## Exercise
Every entry is to be set down a second time, precisely as written.

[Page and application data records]
Content starts
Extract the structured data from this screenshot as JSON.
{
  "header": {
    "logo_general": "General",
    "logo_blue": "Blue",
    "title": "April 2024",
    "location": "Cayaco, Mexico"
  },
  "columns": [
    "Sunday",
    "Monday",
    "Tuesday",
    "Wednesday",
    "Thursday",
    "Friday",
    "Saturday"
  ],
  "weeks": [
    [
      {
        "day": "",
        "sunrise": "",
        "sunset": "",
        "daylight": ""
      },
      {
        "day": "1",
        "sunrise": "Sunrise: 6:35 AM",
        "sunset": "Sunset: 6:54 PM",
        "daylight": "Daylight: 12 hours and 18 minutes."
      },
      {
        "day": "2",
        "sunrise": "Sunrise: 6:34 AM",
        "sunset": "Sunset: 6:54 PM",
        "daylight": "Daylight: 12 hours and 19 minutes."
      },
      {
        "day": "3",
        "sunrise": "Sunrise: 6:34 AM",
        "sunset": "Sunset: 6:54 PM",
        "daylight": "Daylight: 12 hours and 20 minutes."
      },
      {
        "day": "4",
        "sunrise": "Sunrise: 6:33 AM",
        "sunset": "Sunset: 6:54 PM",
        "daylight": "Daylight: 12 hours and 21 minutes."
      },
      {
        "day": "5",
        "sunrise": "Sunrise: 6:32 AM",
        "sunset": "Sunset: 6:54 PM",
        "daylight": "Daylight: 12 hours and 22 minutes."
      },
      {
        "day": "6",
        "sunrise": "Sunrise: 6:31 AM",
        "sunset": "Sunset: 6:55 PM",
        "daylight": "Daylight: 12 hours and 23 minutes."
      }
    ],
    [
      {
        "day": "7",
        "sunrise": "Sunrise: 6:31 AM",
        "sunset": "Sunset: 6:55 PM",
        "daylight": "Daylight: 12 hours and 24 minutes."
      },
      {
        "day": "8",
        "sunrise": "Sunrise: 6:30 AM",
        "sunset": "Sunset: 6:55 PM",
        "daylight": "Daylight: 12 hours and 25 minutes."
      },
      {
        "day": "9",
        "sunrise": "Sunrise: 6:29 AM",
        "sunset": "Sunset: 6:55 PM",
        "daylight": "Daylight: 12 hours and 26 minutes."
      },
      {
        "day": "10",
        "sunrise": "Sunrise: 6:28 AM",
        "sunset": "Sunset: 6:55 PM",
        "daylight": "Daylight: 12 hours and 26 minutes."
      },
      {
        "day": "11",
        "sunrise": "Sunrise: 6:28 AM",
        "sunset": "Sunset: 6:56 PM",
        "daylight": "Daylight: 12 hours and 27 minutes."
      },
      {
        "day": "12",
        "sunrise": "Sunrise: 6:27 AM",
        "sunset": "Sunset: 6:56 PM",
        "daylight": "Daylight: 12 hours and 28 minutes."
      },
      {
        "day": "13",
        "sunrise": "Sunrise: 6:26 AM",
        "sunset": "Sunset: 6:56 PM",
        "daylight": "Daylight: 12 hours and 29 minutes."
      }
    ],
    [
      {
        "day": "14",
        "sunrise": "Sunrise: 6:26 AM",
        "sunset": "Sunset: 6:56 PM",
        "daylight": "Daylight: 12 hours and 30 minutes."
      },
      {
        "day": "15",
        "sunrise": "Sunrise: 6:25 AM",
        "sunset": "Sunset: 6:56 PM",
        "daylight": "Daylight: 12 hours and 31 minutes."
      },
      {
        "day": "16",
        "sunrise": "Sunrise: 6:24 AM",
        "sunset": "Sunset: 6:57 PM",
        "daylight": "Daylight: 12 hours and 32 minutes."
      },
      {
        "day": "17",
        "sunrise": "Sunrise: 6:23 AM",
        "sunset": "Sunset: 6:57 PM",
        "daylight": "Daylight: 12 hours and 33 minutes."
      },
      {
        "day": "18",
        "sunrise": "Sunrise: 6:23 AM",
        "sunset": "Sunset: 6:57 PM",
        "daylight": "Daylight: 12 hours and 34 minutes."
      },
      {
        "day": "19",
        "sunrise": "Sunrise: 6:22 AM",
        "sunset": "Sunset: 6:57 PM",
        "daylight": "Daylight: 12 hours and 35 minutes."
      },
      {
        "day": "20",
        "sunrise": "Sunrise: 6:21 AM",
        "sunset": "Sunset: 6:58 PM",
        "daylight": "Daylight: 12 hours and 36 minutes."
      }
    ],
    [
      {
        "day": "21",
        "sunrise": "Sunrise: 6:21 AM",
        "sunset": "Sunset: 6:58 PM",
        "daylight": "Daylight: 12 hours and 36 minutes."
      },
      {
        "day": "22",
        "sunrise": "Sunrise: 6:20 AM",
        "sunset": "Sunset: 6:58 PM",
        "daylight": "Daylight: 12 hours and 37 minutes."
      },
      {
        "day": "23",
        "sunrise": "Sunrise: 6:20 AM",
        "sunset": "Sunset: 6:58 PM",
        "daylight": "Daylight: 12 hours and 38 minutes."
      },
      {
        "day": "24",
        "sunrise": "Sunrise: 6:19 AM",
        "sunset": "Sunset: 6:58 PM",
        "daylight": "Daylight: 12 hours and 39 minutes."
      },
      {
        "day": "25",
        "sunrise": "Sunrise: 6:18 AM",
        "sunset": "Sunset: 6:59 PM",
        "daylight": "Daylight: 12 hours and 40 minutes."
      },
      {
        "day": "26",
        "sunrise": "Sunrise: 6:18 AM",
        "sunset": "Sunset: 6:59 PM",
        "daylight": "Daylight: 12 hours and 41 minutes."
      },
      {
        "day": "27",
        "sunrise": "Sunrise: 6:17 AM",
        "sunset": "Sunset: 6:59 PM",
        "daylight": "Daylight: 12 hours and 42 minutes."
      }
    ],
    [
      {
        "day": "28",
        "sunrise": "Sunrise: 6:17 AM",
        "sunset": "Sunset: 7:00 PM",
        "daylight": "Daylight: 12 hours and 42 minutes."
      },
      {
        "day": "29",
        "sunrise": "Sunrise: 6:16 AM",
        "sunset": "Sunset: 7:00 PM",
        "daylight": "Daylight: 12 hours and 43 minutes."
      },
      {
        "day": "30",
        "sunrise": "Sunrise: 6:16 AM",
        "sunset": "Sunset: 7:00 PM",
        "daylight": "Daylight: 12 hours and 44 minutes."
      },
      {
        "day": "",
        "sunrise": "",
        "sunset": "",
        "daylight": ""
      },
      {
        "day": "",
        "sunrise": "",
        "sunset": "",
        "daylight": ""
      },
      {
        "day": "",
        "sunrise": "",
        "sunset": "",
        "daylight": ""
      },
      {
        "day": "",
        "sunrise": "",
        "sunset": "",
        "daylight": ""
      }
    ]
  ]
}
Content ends
## Task response
Extract the structured data from this screenshot as JSON.
{
  "header": {
    "logo_general": "General",
    "logo_blue": "Blue",
    "title": "April 2024",
    "location": "Cayaco, Mexico"
  },
  "columns": [
    "Sunday",
    "Monday",
    "Tuesday",
    "Wednesday",
    "Thursday",
    "Friday",
    "Saturday"
  ],
  "weeks": [
    [
      {
        "day": "",
        "sunrise": "",
        "sunset": "",
        "daylight": ""
      },
      {
        "day": "1",
        "sunrise": "Sunrise: 6:35 AM",
        "sunset": "Sunset: 6:54 PM",
        "daylight": "Daylight: 12 hours and 18 minutes."
      },
      {
        "day": "2",
        "sunrise": "Sunrise: 6:34 AM",
        "sunset": "Sunset: 6:54 PM",
        "daylight": "Daylight: 12 hours and 19 minutes."
      },
      {
        "day": "3",
        "sunrise": "Sunrise: 6:34 AM",
        "sunset": "Sunset: 6:54 PM",
        "daylight": "Daylight: 12 hours and 20 minutes."
      },
      {
        "day": "4",
        "sunrise": "Sunrise: 6:33 AM",
        "sunset": "Sunset: 6:54 PM",
        "daylight": "Daylight: 12 hours and 21 minutes."
      },
      {
        "day": "5",
        "sunrise": "Sunrise: 6:32 AM",
        "sunset": "Sunset: 6:54 PM",
        "daylight": "Daylight: 12 hours and 22 minutes."
      },
      {
        "day": "6",
        "sunrise": "Sunrise: 6:31 AM",
        "sunset": "Sunset: 6:55 PM",
        "daylight": "Daylight: 12 hours and 23 minutes."
      }
    ],
    [
      {
        "day": "7",
        "sunrise": "Sunrise: 6:31 AM",
        "sunset": "Sunset: 6:55 PM",
        "daylight": "Daylight: 12 hours and 24 minutes."
      },
      {
        "day": "8",
        "sunrise": "Sunrise: 6:30 AM",
        "sunset": "Sunset: 6:55 PM",
        "daylight": "Daylight: 12 hours and 25 minutes."
      },
      {
        "day": "9",
        "sunrise": "Sunrise: 6:29 AM",
        "sunset": "Sunset: 6:55 PM",
        "daylight": "Daylight: 12 hours and 26 minutes."
      },
      {
        "day": "10",
        "sunrise": "Sunrise: 6:28 AM",
        "sunset": "Sunset: 6:55 PM",
        "daylight": "Daylight: 12 hours and 26 minutes."
      },
      {
        "day": "11",
        "sunrise": "Sunrise: 6:28 AM",
        "sunset": "Sunset: 6:56 PM",
        "daylight": "Daylight: 12 hours and 27 minutes."
      },
      {
        "day": "12",
        "sunrise": "Sunrise: 6:27 AM",
        "sunset": "Sunset: 6:56 PM",
        "daylight": "Daylight: 12 hours and 28 minutes."
      },
      {
        "day": "13",
        "sunrise": "Sunrise: 6:26 AM",
        "sunset": "Sunset: 6:56 PM",
        "daylight": "Daylight: 12 hours and 29 minutes."
      }
    ],
    [
      {
        "day": "14",
        "sunrise": "Sunrise: 6:26 AM",
        "sunset": "Sunset: 6:56 PM",
        "daylight": "Daylight: 12 hours and 30 minutes."
      },
      {
        "day": "15",
        "sunrise": "Sunrise: 6:25 AM",
        "sunset": "Sunset: 6:56 PM",
        "daylight": "Daylight: 12 hours and 31 minutes."
      },
      {
        "day": "16",
        "sunrise": "Sunrise: 6:24 AM",
        "sunset": "Sunset: 6:57 PM",
        "daylight": "Daylight: 12 hours and 32 minutes."
      },
      {
        "day": "17",
        "sunrise": "Sunrise: 6:23 AM",
        "sunset": "Sunset: 6:57 PM",
        "daylight": "Daylight: 12 hours and 33 minutes."
      },
      {
        "day": "18",
        "sunrise": "Sunrise: 6:23 AM",
        "sunset": "Sunset: 6:57 PM",
        "daylight": "Daylight: 12 hours and 34 minutes."
      },
      {
        "day": "19",
        "sunrise": "Sunrise: 6:22 AM",
        "sunset": "Sunset: 6:57 PM",
        "daylight": "Daylight: 12 hours and 35 minutes."
      },
      {
        "day": "20",
        "sunrise": "Sunrise: 6:21 AM",
        "sunset": "Sunset: 6:58 PM",
        "daylight": "Daylight: 12 hours and 36 minutes."
      }
    ],
    [
      {
        "day": "21",
        "sunrise": "Sunrise: 6:21 AM",
        "sunset": "Sunset: 6:58 PM",
        "daylight": "Daylight: 12 hours and 36 minutes."
      },
      {
        "day": "22",
        "sunrise": "Sunrise: 6:20 AM",
        "sunset": "Sunset: 6:58 PM",
        "daylight": "Daylight: 12 hours and 37 minutes."
      },
      {
        "day": "23",
        "sunrise": "Sunrise: 6:20 AM",
        "sunset": "Sunset: 6:58 PM",
        "daylight": "Daylight: 12 hours and 38 minutes."
      },
      {
        "day": "24",
        "sunrise": "Sunrise: 6:19 AM",
        "sunset": "Sunset: 6:58 PM",
        "daylight": "Daylight: 12 hours and 39 minutes."
      },
      {
        "day": "25",
        "sunrise": "Sunrise: 6:18 AM",
        "sunset": "Sunset: 6:59 PM",
        "daylight": "Daylight: 12 hours and 40 minutes."
      },
      {
        "day": "26",
        "sunrise": "Sunrise: 6:18 AM",
        "sunset": "Sunset: 6:59 PM",
        "daylight": "Daylight: 12 hours and 41 minutes."
      },
      {
        "day": "27",
        "sunrise": "Sunrise: 6:17 AM",
        "sunset": "Sunset: 6:59 PM",
        "daylight": "Daylight: 12 hours and 42 minutes."
      }
    ],
    [
      {
        "day": "28",
        "sunrise": "Sunrise: 6:17 AM",
        "sunset": "Sunset: 7:00 PM",
        "daylight": "Daylight: 12 hours and 42 minutes."
      },
      {
        "day": "29",
        "sunrise": "Sunrise: 6:16 AM",
        "sunset": "Sunset: 7:00 PM",
        "daylight": "Daylight: 12 hours and 43 minutes."
      },
      {
        "day": "30",
        "sunrise": "Sunrise: 6:16 AM",
        "sunset": "Sunset: 7:00 PM",
        "daylight": "Daylight: 12 hours and 44 minutes."
      },
      {
        "day": "",
        "sunrise": "",
        "sunset": "",
        "daylight": ""
      },
      {
        "day": "",
        "sunrise": "",
        "sunset": "",
        "daylight": ""
      },
      {
        "day": "",
        "sunrise": "",
        "sunset": "",
        "daylight": ""
      },
      {
        "day": "",
        "sunrise": "",
        "sunset": "",
        "daylight": ""
      }
    ]
  ]
}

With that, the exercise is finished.